Activity ▸ Would you restate all of the entries verbatim, minus any images?
################
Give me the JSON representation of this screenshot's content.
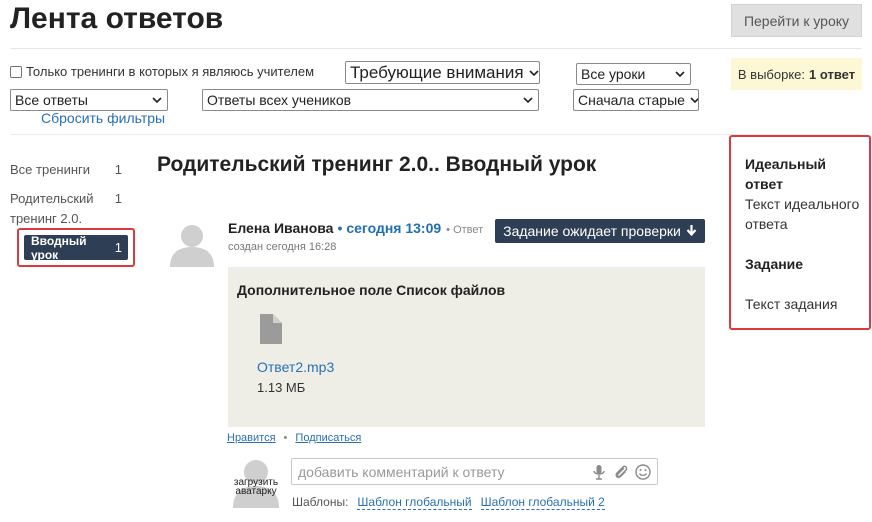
{
  "header": {
    "title": "Лента ответов",
    "goto_lesson_label": "Перейти к уроку"
  },
  "filters": {
    "only_teacher_label": "Только тренинги в которых я являюсь учителем",
    "only_teacher_checked": false,
    "attention_select": "Требующие внимания",
    "lessons_select": "Все уроки",
    "answers_select": "Все ответы",
    "students_select": "Ответы всех учеников",
    "order_select": "Сначала старые",
    "reset_label": "Сбросить фильтры"
  },
  "selection": {
    "label": "В выборке:",
    "count": "1 ответ"
  },
  "sidebar": {
    "all_trainings": {
      "label": "Все тренинги",
      "count": "1"
    },
    "training": {
      "label": "Родительский тренинг 2.0.",
      "count": "1"
    },
    "lesson": {
      "label": "Вводный урок",
      "count": "1"
    }
  },
  "main": {
    "training_title": "Родительский тренинг 2.0.. Вводный урок",
    "answer": {
      "author": "Елена Иванова",
      "separator": "•",
      "time": "сегодня 13:09",
      "kind": "Ответ",
      "created": "создан сегодня 16:28",
      "status_button": "Задание ожидает проверки",
      "field_title": "Дополнительное поле Список файлов",
      "file_name": "Ответ2.mp3",
      "file_size": "1.13 МБ",
      "like_label": "Нравится",
      "actions_separator": "•",
      "subscribe_label": "Подписаться"
    },
    "comment": {
      "avatar_upload_label": "загрузить аватарку",
      "placeholder": "добавить комментарий к ответу",
      "templates_label": "Шаблоны:",
      "templates": [
        "Шаблон глобальный",
        "Шаблон глобальный 2"
      ]
    }
  },
  "right_panel": {
    "ideal_answer_heading": "Идеальный ответ",
    "ideal_answer_text": "Текст идеального ответа",
    "task_heading": "Задание",
    "task_text": "Текст задания"
  },
  "colors": {
    "accent_dark": "#2e3f55",
    "link": "#2a6fb5",
    "highlight_border": "#d9393f",
    "selection_bg": "#fcf8d6",
    "field_bg": "#efeee6"
  },
  "icons": [
    "chevron-down-icon",
    "user-avatar-icon",
    "file-icon",
    "download-icon",
    "microphone-icon",
    "paperclip-icon",
    "smiley-icon"
  ]
}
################
Response box ▸
Give me the JSON representation of this screenshot's content.
{
  "header": {
    "title": "Лента ответов",
    "goto_lesson_label": "Перейти к уроку"
  },
  "filters": {
    "only_teacher_label": "Только тренинги в которых я являюсь учителем",
    "only_teacher_checked": false,
    "attention_select": "Требующие внимания",
    "lessons_select": "Все уроки",
    "answers_select": "Все ответы",
    "students_select": "Ответы всех учеников",
    "order_select": "Сначала старые",
    "reset_label": "Сбросить фильтры"
  },
  "selection": {
    "label": "В выборке:",
    "count": "1 ответ"
  },
  "sidebar": {
    "all_trainings": {
      "label": "Все тренинги",
      "count": "1"
    },
    "training": {
      "label": "Родительский тренинг 2.0.",
      "count": "1"
    },
    "lesson": {
      "label": "Вводный урок",
      "count": "1"
    }
  },
  "main": {
    "training_title": "Родительский тренинг 2.0.. Вводный урок",
    "answer": {
      "author": "Елена Иванова",
      "separator": "•",
      "time": "сегодня 13:09",
      "kind": "Ответ",
      "created": "создан сегодня 16:28",
      "status_button": "Задание ожидает проверки",
      "field_title": "Дополнительное поле Список файлов",
      "file_name": "Ответ2.mp3",
      "file_size": "1.13 МБ",
      "like_label": "Нравится",
      "actions_separator": "•",
      "subscribe_label": "Подписаться"
    },
    "comment": {
      "avatar_upload_label": "загрузить аватарку",
      "placeholder": "добавить комментарий к ответу",
      "templates_label": "Шаблоны:",
      "templates": [
        "Шаблон глобальный",
        "Шаблон глобальный 2"
      ]
    }
  },
  "right_panel": {
    "ideal_answer_heading": "Идеальный ответ",
    "ideal_answer_text": "Текст идеального ответа",
    "task_heading": "Задание",
    "task_text": "Текст задания"
  },
  "colors": {
    "accent_dark": "#2e3f55",
    "link": "#2a6fb5",
    "highlight_border": "#d9393f",
    "selection_bg": "#fcf8d6",
    "field_bg": "#efeee6"
  },
  "icons": [
    "chevron-down-icon",
    "user-avatar-icon",
    "file-icon",
    "download-icon",
    "microphone-icon",
    "paperclip-icon",
    "smiley-icon"
  ]
}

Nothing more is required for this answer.